Week 22 – Embroidery skills
Hello and welcome to this week’s Giving Tuesday activity!
Wow, it’s September 1st already – how did that happen?! Once again the summer has whizzed past, and the date of ‘Back To School’ is looming large.
Good luck to all of you who are heading back in the next week or so, whether you’re teaching or learning.
And, if you’re one of the ones doing the dropping off and facing some empty days, maybe now is a great time to try out a new skill or hobby. September always makes us feel like trying out something new, and what better way to start than by finding out about what makes other people feed good?
We have a whole series of “skill swap” sessions coming up over the next few weeks. Jam making, baking, music, languages – you name it, we’ve got it!
Embroidery is back!
This week, for our Giving Tuesday activity, we’re looking at embroidery.
Embroidery (the art of decorating clothes with thread) has been around since around 30,000BC, and in Europe it became most popular during the 11th and 12th Centuries. Immense tapestries were commissioned and created (partly as a status symbol and partly to keep those chilly stone castles warm during the winters).
By the 16th Century, embroidery had moved from wall hangings to clothes: the Tudor monarchs used elaborate embroidery to proclaim their royal status, and Elizabeth I was a master (or should that be a mistress?) of using hidden messages in her clothing choices. You can read more about this right here.
During the 1800s, the industrial revolution and subsequent changes in society meant that more and more people could access the items needed for embroidery; it was no longer the province of the upper classes. It was also used as a way to spruce up old clothes to make them last longer, cleverly hiding patches, or mismatched scraps of fabric with beautiful stitches.
Embroidery as a hobby has many good qualities. It’s good for mental and physical health (ever tried threading a needle while on a moving train? It’s excellent hand-eye coordination practice) and doing something creative really helps with stress. Read here about how cross-stitch helps with mental health.
It’s a favourite hobby for lots of different people, like the lovely Carolyn, who has kindly agreed to talk about her passion for embroidery with us. Check out her video here:
Fancy giving it a go?
You can find lots of embroidery lessons on YouTube and kits on eBay. There are even patterns available for free online, depending on your ability. The Spruce Crafts website is a good place to start:

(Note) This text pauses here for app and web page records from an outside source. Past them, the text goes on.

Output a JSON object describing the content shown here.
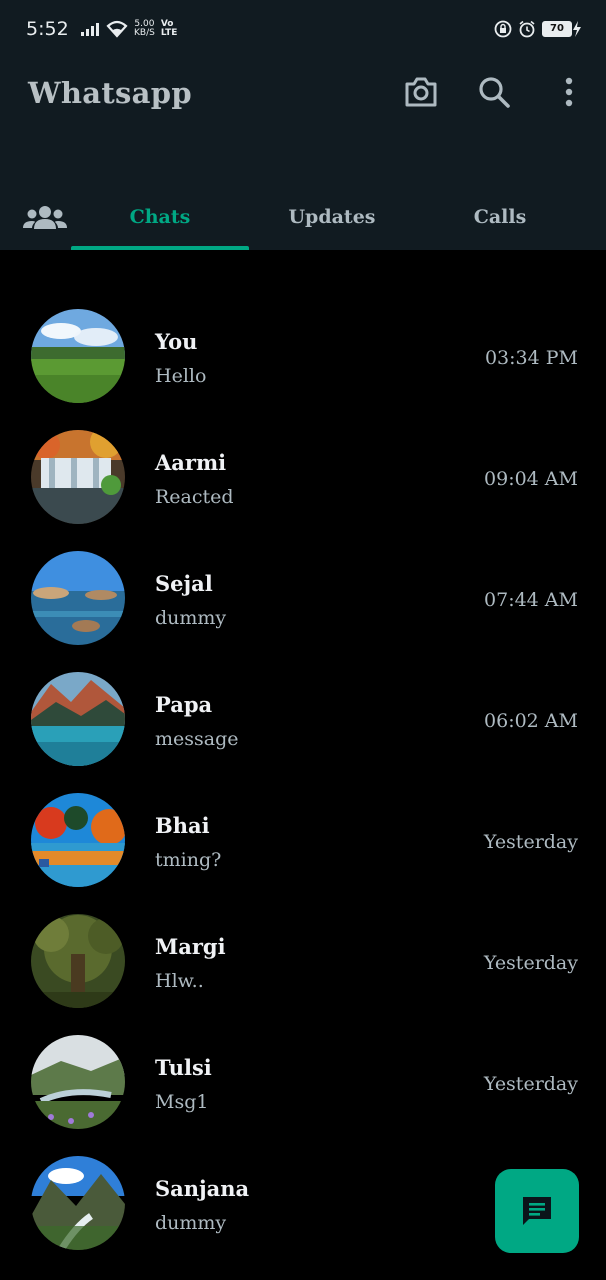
{
  "status_bar": {
    "time": "5:52",
    "speed_value": "5.00",
    "speed_unit": "KB/S",
    "volte_top": "Vo",
    "volte_bottom": "LTE",
    "battery": "70"
  },
  "app_bar": {
    "title": "Whatsapp",
    "icons": [
      "camera-icon",
      "search-icon",
      "more-vert-icon"
    ]
  },
  "tabs": {
    "community_icon": "community-icon",
    "items": [
      {
        "label": "Chats",
        "active": true
      },
      {
        "label": "Updates",
        "active": false
      },
      {
        "label": "Calls",
        "active": false
      }
    ]
  },
  "chats": [
    {
      "name": "You",
      "message": "Hello",
      "time": "03:34 PM",
      "avatar": "meadow-sky"
    },
    {
      "name": "Aarmi",
      "message": "Reacted",
      "time": "09:04 AM",
      "avatar": "waterfall-autumn"
    },
    {
      "name": "Sejal",
      "message": "dummy",
      "time": "07:44 AM",
      "avatar": "lake-rocks"
    },
    {
      "name": "Papa",
      "message": "message",
      "time": "06:02 AM",
      "avatar": "mountain-lake"
    },
    {
      "name": "Bhai",
      "message": "tming?",
      "time": "Yesterday",
      "avatar": "autumn-trees"
    },
    {
      "name": "Margi",
      "message": "Hlw..",
      "time": "Yesterday",
      "avatar": "forest-tree"
    },
    {
      "name": "Tulsi",
      "message": "Msg1",
      "time": "Yesterday",
      "avatar": "valley-river"
    },
    {
      "name": "Sanjana",
      "message": "dummy",
      "time": "Y",
      "avatar": "mountain-stream"
    }
  ],
  "fab": {
    "icon": "new-chat-icon"
  },
  "colors": {
    "accent": "#00a884",
    "header_bg": "#111b21",
    "background": "#000000",
    "secondary_text": "#aebac1"
  }
}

Here’s a helpful infographic on basic beginner embroidery stitches you can practice to get you started:
Why not try embroidering some simple designs and use them as Birthday, Thank You or even Christmas gifts?